My mid year of cutlery how pressing Sheffield steel checked my benefit
What is it about a spot that, when you have left it, steps you back, anyway reluctantly? Thirty years prior, in the late spring of 1989, the purported second summer of affection, I had finished my first year at college and hauled myself and my bug plant back home to Sheffield, the two of us depleted and somewhat less euphoric than when we had set off.
Gone, apparently, were the drizzly, cool summers of the ongoing past: by July, 1989 appeared to be on a similar way as the dry spell of 1976. It was a time of change: the year my own adversary, Margaret Thatcher, would give a noteworthy discourse on environmental change to the UN, just the day preceding the fall of the Berlin Divider. That late spring, the US shake mammoths REM’s “eco-rage” collection Green commanded the wireless transmissions, alongside the little-known Manchester outside the box band the Stone Roses, who a few months sooner had discharged their eponymous introduction.
My closest companion had evacuated to a manor in Portugal with a gathering he’d met at Cambridge. We were parting, fragmenting separated. Back in Sheffield, I was down and out: my next understudy award was expected in the harvest time. In spite of getting top outcomes in my part of the bargain I was likewise considering dropping out of college, an arrangement I had trusted to definitely nobody.
My mom, a dedicated single parent, was not especially thoughtful to my cases there were no occupations, and appropriately surrounded the promotions in the Sheffield Transmit. Which was the manner by which I came to work at one of the last tempered steel cutlery production lines to endure Sheffield’s long post-modern droop.
I met three different understudies the main morning in the production line, temps checking in among the regulars for our debut, uncouth move. We fell upon one another like world-tired co-backstabbers. The hours were long. The industrial facility was insufferably hot, stinking of tar and metal, the workforce primarily female, aside from the move directors (go figure). The one non-white laborer, a peaceful Asian lady in her 30s who didn’t talk much English, was the objective of tireless, supremacist “prodding” from the others, just like my companion C, who was Italian.
That first morning I cut my finger profoundly on a serrated blade edge, blacked out and was sent off for a lockjaw hit, the first of a few. Amazingly, I returned again the following day, and consistently after that.
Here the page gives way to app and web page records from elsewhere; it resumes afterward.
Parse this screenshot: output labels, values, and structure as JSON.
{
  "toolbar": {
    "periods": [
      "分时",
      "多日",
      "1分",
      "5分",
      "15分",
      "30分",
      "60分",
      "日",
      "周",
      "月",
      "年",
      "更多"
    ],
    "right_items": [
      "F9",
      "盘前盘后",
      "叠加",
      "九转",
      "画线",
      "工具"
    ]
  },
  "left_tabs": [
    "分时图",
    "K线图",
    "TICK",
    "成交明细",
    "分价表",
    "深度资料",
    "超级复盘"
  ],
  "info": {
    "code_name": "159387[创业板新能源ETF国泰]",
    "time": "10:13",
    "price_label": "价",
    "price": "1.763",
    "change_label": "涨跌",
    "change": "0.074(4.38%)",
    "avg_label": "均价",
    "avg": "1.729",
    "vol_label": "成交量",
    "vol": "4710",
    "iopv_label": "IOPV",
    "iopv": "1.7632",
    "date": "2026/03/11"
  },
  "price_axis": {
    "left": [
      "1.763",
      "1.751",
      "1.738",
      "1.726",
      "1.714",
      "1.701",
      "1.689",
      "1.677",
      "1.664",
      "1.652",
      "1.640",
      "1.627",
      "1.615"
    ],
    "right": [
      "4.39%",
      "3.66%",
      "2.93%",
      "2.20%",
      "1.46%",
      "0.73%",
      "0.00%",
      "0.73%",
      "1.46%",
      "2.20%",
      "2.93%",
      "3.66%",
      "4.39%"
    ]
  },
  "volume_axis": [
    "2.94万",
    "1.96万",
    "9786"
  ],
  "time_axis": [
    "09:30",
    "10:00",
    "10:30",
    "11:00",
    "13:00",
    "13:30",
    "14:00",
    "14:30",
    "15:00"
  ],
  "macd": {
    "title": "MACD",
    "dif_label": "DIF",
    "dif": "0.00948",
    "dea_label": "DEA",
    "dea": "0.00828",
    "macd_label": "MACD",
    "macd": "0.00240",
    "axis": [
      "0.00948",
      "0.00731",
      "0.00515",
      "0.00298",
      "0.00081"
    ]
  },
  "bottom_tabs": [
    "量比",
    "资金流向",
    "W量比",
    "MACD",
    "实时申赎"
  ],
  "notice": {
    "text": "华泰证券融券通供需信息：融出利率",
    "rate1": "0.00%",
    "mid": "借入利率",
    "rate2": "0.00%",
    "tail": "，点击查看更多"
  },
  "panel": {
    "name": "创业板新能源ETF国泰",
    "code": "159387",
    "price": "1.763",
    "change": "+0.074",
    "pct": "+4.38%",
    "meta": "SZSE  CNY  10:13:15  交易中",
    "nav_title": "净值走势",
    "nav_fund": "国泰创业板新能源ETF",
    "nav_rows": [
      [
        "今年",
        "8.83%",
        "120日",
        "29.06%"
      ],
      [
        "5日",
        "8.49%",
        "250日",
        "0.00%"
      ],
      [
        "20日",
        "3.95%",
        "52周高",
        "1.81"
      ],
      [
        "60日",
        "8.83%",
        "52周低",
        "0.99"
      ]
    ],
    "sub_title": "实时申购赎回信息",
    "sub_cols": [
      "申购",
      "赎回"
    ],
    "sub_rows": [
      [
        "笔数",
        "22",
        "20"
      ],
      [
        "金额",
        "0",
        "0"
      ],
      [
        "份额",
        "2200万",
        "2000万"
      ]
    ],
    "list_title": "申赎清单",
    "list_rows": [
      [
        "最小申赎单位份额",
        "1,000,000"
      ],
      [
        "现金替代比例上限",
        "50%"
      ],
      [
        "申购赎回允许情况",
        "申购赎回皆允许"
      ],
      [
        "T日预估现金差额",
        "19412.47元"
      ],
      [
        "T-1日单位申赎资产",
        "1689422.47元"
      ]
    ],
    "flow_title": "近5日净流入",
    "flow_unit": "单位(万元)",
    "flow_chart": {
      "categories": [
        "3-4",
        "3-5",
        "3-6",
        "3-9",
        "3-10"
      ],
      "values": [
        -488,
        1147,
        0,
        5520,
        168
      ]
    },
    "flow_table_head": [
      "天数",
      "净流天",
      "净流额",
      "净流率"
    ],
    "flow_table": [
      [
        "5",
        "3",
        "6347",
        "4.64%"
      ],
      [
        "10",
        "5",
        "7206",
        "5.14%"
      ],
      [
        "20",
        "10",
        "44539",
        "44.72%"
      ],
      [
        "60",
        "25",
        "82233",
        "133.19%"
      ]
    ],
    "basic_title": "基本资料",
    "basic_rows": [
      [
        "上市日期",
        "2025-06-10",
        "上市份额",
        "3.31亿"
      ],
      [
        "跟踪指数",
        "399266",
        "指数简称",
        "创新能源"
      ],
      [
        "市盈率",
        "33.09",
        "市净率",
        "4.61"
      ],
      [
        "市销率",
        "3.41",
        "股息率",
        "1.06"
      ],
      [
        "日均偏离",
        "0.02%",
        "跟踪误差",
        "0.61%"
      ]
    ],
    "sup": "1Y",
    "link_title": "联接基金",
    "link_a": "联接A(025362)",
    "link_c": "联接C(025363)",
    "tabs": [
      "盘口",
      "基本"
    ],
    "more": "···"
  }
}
After the week’s work I would go through Saturday evenings clubbing with my new companions. The Farthest point on West Road was the unbelievable cellar club where the B52s showed up, Bliss Division played a fundamental set in 1979 and, it was supposed, Pink Floyd had once turned up for an unexpected gig. It was to stay open for just an additional year and a half. We benefited as much as possible from it, however its time had passed. The Leadmill, close to the railroad station, was the spot to be seen now.
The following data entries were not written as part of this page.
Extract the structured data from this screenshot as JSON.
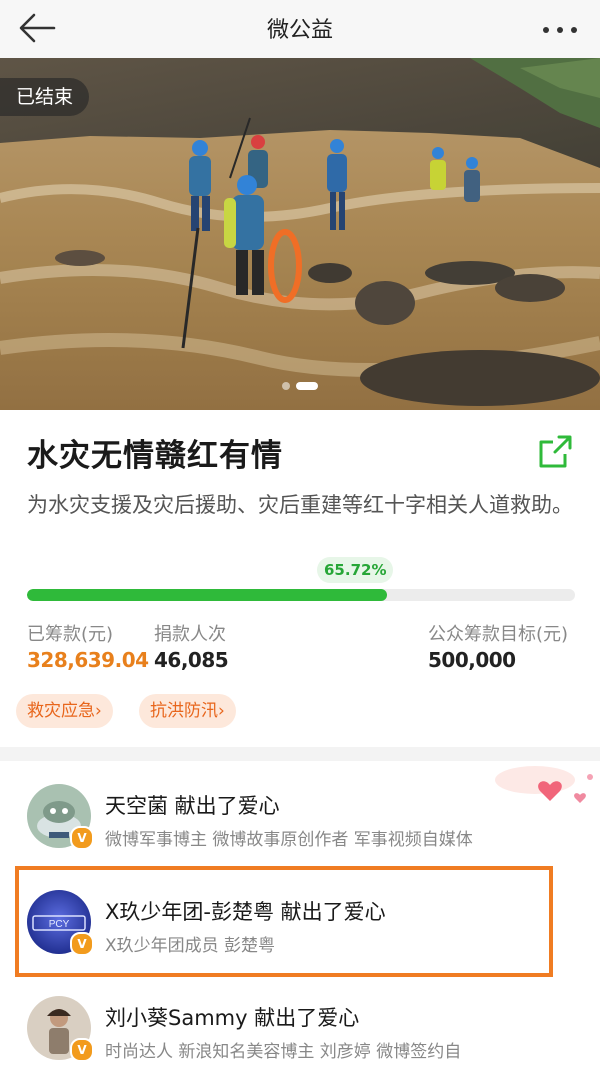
{
  "header": {
    "title": "微公益",
    "back_icon": "back-arrow-icon",
    "more_icon": "more-dots-icon"
  },
  "hero": {
    "status_badge": "已结束",
    "carousel": {
      "count": 2,
      "active_index": 1
    }
  },
  "project": {
    "title": "水灾无情赣红有情",
    "description": "为水灾支援及灾后援助、灾后重建等红十字相关人道救助。",
    "progress_percent_label": "65.72%",
    "progress_fraction": 0.6572,
    "stats": [
      {
        "label": "已筹款(元)",
        "value": "328,639.04"
      },
      {
        "label": "捐款人次",
        "value": "46,085"
      },
      {
        "label": "公众筹款目标(元)",
        "value": "500,000"
      }
    ],
    "tags": [
      "救灾应急›",
      "抗洪防汛›"
    ],
    "share_icon": "share-icon"
  },
  "donors": [
    {
      "name": "天空菌 献出了爱心",
      "subtitle": "微博军事博主 微博故事原创作者 军事视频自媒体",
      "badge": "V"
    },
    {
      "name": "X玖少年团-彭楚粤 献出了爱心",
      "subtitle": "X玖少年团成员 彭楚粤",
      "badge": "V",
      "avatar_text": "PCY"
    },
    {
      "name": "刘小葵Sammy 献出了爱心",
      "subtitle": "时尚达人 新浪知名美容博主 刘彦婷 微博签约自",
      "badge": "V"
    }
  ],
  "colors": {
    "progress": "#2fba3a",
    "amount": "#e8801c",
    "tag_bg": "#fde8db",
    "tag_text": "#e8661c",
    "highlight": "#f07c22",
    "verified_badge": "#f29b1d"
  }
}
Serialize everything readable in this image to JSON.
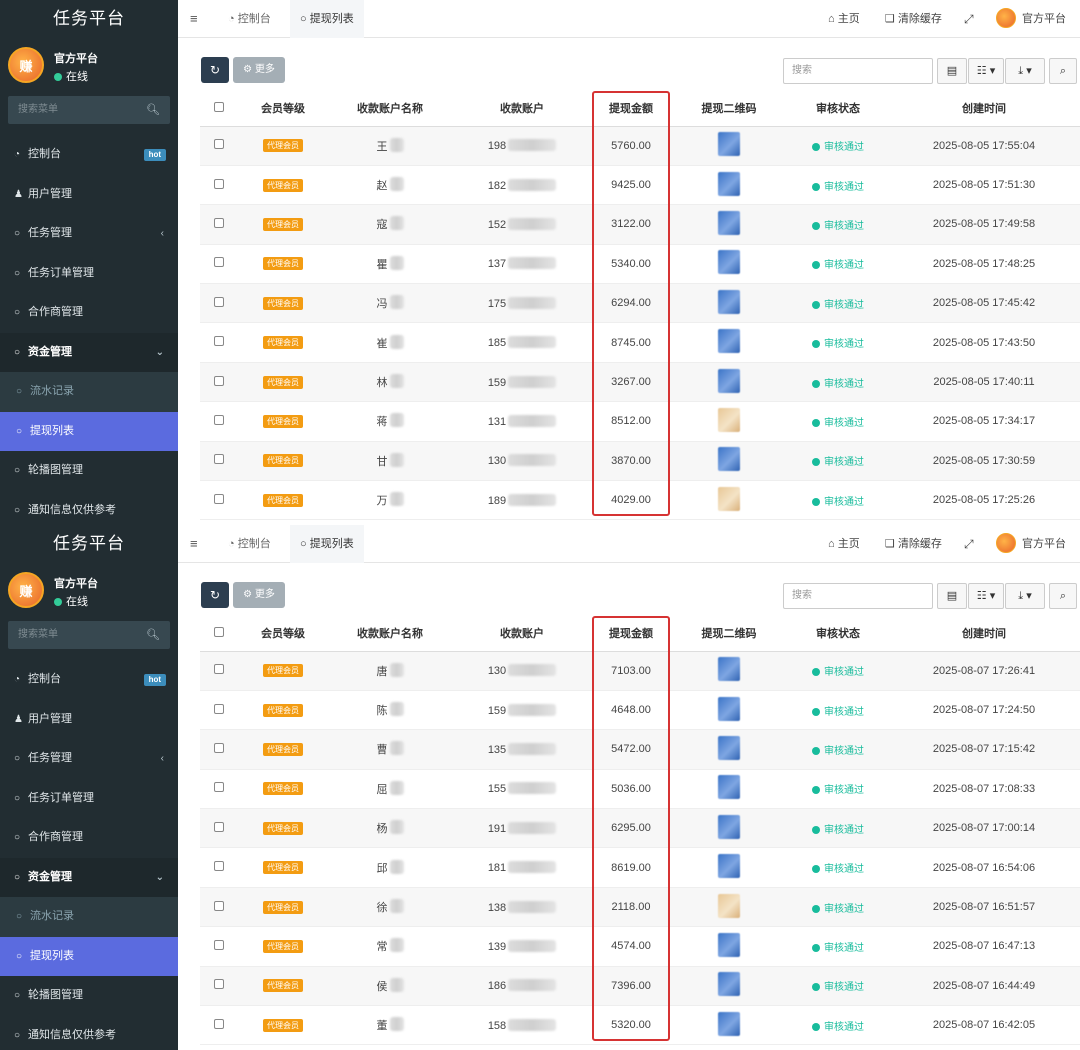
{
  "sidebar": {
    "brand": "任务平台",
    "avatar_text": "赚",
    "user_name": "官方平台",
    "user_status": "在线",
    "search_placeholder": "搜索菜单",
    "items": [
      {
        "label": "控制台",
        "icon": "dashboard-icon",
        "badge": "hot"
      },
      {
        "label": "用户管理",
        "icon": "user-icon"
      },
      {
        "label": "任务管理",
        "icon": "circle-icon",
        "caret": "‹"
      },
      {
        "label": "任务订单管理",
        "icon": "circle-icon"
      },
      {
        "label": "合作商管理",
        "icon": "circle-icon"
      },
      {
        "label": "资金管理",
        "icon": "circle-icon",
        "caret": "⌄"
      },
      {
        "label": "流水记录",
        "icon": "circle-icon"
      },
      {
        "label": "提现列表",
        "icon": "circle-icon"
      },
      {
        "label": "轮播图管理",
        "icon": "circle-icon"
      },
      {
        "label": "通知信息仅供参考",
        "icon": "circle-icon"
      }
    ]
  },
  "topbar": {
    "tab_dashboard": "控制台",
    "tab_withdraw": "提现列表",
    "home": "主页",
    "clear_cache": "清除缓存",
    "admin": "官方平台"
  },
  "toolbar": {
    "more": "更多",
    "search_placeholder": "搜索"
  },
  "table": {
    "headers": [
      "会员等级",
      "收款账户名称",
      "收款账户",
      "提现金额",
      "提现二维码",
      "审核状态",
      "创建时间"
    ],
    "level_label": "代理会员",
    "status_label": "审核通过"
  },
  "panel1": {
    "rows": [
      {
        "name": "王",
        "account": "198",
        "amount": "5760.00",
        "qr": "blue",
        "time": "2025-08-05 17:55:04"
      },
      {
        "name": "赵",
        "account": "182",
        "amount": "9425.00",
        "qr": "blue",
        "time": "2025-08-05 17:51:30"
      },
      {
        "name": "寇",
        "account": "152",
        "amount": "3122.00",
        "qr": "blue",
        "time": "2025-08-05 17:49:58"
      },
      {
        "name": "瞿",
        "account": "137",
        "amount": "5340.00",
        "qr": "blue",
        "time": "2025-08-05 17:48:25"
      },
      {
        "name": "冯",
        "account": "175",
        "amount": "6294.00",
        "qr": "blue",
        "time": "2025-08-05 17:45:42"
      },
      {
        "name": "崔",
        "account": "185",
        "amount": "8745.00",
        "qr": "blue",
        "time": "2025-08-05 17:43:50"
      },
      {
        "name": "林",
        "account": "159",
        "amount": "3267.00",
        "qr": "blue",
        "time": "2025-08-05 17:40:11"
      },
      {
        "name": "蒋",
        "account": "131",
        "amount": "8512.00",
        "qr": "tan",
        "time": "2025-08-05 17:34:17"
      },
      {
        "name": "甘",
        "account": "130",
        "amount": "3870.00",
        "qr": "blue",
        "time": "2025-08-05 17:30:59"
      },
      {
        "name": "万",
        "account": "189",
        "amount": "4029.00",
        "qr": "tan",
        "time": "2025-08-05 17:25:26"
      }
    ]
  },
  "panel2": {
    "rows": [
      {
        "name": "唐",
        "account": "130",
        "amount": "7103.00",
        "qr": "blue",
        "time": "2025-08-07 17:26:41"
      },
      {
        "name": "陈",
        "account": "159",
        "amount": "4648.00",
        "qr": "blue",
        "time": "2025-08-07 17:24:50"
      },
      {
        "name": "曹",
        "account": "135",
        "amount": "5472.00",
        "qr": "blue",
        "time": "2025-08-07 17:15:42"
      },
      {
        "name": "屈",
        "account": "155",
        "amount": "5036.00",
        "qr": "blue",
        "time": "2025-08-07 17:08:33"
      },
      {
        "name": "杨",
        "account": "191",
        "amount": "6295.00",
        "qr": "blue",
        "time": "2025-08-07 17:00:14"
      },
      {
        "name": "邱",
        "account": "181",
        "amount": "8619.00",
        "qr": "blue",
        "time": "2025-08-07 16:54:06"
      },
      {
        "name": "徐",
        "account": "138",
        "amount": "2118.00",
        "qr": "tan",
        "time": "2025-08-07 16:51:57"
      },
      {
        "name": "常",
        "account": "139",
        "amount": "4574.00",
        "qr": "blue",
        "time": "2025-08-07 16:47:13"
      },
      {
        "name": "侯",
        "account": "186",
        "amount": "7396.00",
        "qr": "blue",
        "time": "2025-08-07 16:44:49"
      },
      {
        "name": "董",
        "account": "158",
        "amount": "5320.00",
        "qr": "blue",
        "time": "2025-08-07 16:42:05"
      }
    ]
  },
  "colors": {
    "sidebar_bg": "#222d32",
    "active_menu": "#5b6bdf",
    "level_badge": "#f39c12",
    "status_green": "#18bc9c",
    "highlight_red": "#d63333"
  }
}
Mondays we were back in the cutlery processing plant for 8am, pressing blades into safe hinders that wandered the transport line, my very own dubious heap becoming ever more elevated, gleaming in the sun’s entry through the small windows. However, I ended up acclimated, even dependent, to it as the others dropped out or went Interrailing: finding that I could be similarly as consumed in manual assignments as in my alleged safe place of books.
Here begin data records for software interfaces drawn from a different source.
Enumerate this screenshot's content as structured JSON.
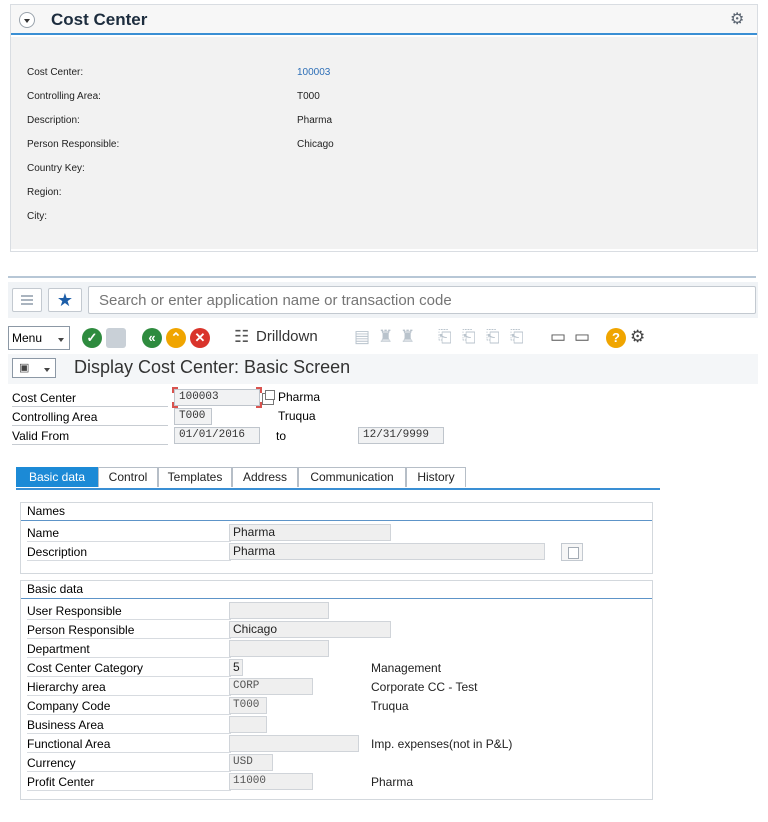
{
  "card": {
    "title": "Cost Center",
    "rows": [
      {
        "label": "Cost Center:",
        "value": "100003"
      },
      {
        "label": "Controlling Area:",
        "value": "T000"
      },
      {
        "label": "Description:",
        "value": "Pharma"
      },
      {
        "label": "Person Responsible:",
        "value": "Chicago"
      },
      {
        "label": "Country Key:",
        "value": ""
      },
      {
        "label": "Region:",
        "value": ""
      },
      {
        "label": "City:",
        "value": ""
      }
    ]
  },
  "search": {
    "placeholder": "Search or enter application name or transaction code"
  },
  "toolbar": {
    "menu_label": "Menu",
    "drilldown_label": "Drilldown"
  },
  "page": {
    "title": "Display Cost Center: Basic Screen"
  },
  "header": {
    "cost_center": {
      "label": "Cost Center",
      "value": "100003",
      "text": "Pharma"
    },
    "controlling_area": {
      "label": "Controlling Area",
      "value": "T000",
      "text": "Truqua"
    },
    "valid_from": {
      "label": "Valid From",
      "from": "01/01/2016",
      "to_label": "to",
      "to": "12/31/9999"
    }
  },
  "tabs": [
    "Basic data",
    "Control",
    "Templates",
    "Address",
    "Communication",
    "History"
  ],
  "names_group": {
    "title": "Names",
    "rows": [
      {
        "label": "Name",
        "value": "Pharma"
      },
      {
        "label": "Description",
        "value": "Pharma"
      }
    ]
  },
  "basic_group": {
    "title": "Basic data",
    "rows": [
      {
        "label": "User Responsible",
        "value": "",
        "desc": ""
      },
      {
        "label": "Person Responsible",
        "value": "Chicago",
        "desc": ""
      },
      {
        "label": "Department",
        "value": "",
        "desc": ""
      },
      {
        "label": "Cost Center Category",
        "value": "5",
        "desc": "Management"
      },
      {
        "label": "Hierarchy area",
        "value": "CORP",
        "desc": "Corporate CC - Test"
      },
      {
        "label": "Company Code",
        "value": "T000",
        "desc": "Truqua"
      },
      {
        "label": "Business Area",
        "value": "",
        "desc": ""
      },
      {
        "label": "Functional Area",
        "value": "",
        "desc": "Imp. expenses(not in P&L)"
      },
      {
        "label": "Currency",
        "value": "USD",
        "desc": ""
      },
      {
        "label": "Profit Center",
        "value": "11000",
        "desc": "Pharma"
      }
    ]
  },
  "colors": {
    "accent": "#1c8ad6",
    "link": "#2e6fb7",
    "ok": "#2e8b3e",
    "nav": "#f0a500",
    "cancel": "#d9342b"
  }
}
I can in any case evoke the half-light of the manufacturing plant, the bronze-shaded tea in the alternative bottle, the snapping pages of The Sun, the interminable smoking and swearing, the ghoulish stories of fingers unintentionally trimmed off by the machines, the 10 fresh £10 notes in a darker envelope toward the part of the arrangement. There was a beat and a fulfillment to at long last having the option to gather a blade obstruct in the required time, the way that my little fingers, whose most prominent accomplishment up to this point had been to extend an octave on the piano, were acclimatizing themselves to various abilities; and, most importantly, to win resenting acknowledgment from our administrator. It likewise made me wake up to my whimsical, white collar class, leftwing thoughts of working life and to acknowledge I was fortunate to have been given the open doors I had.
Antagonized with the city wherein I had grown up, with my solitary drive to betray it once I might, I be able to had discovered another side to it: kinships I would not have made something else, another regard for work that was not simply cerebral. I speculate my adroit mother, who, similar to my dad, had originated from a foundation ailing in any sort of material benefit, and for whom training had been a life saver, had planned to incite precisely this response when she denoted that commercial for me in the paper.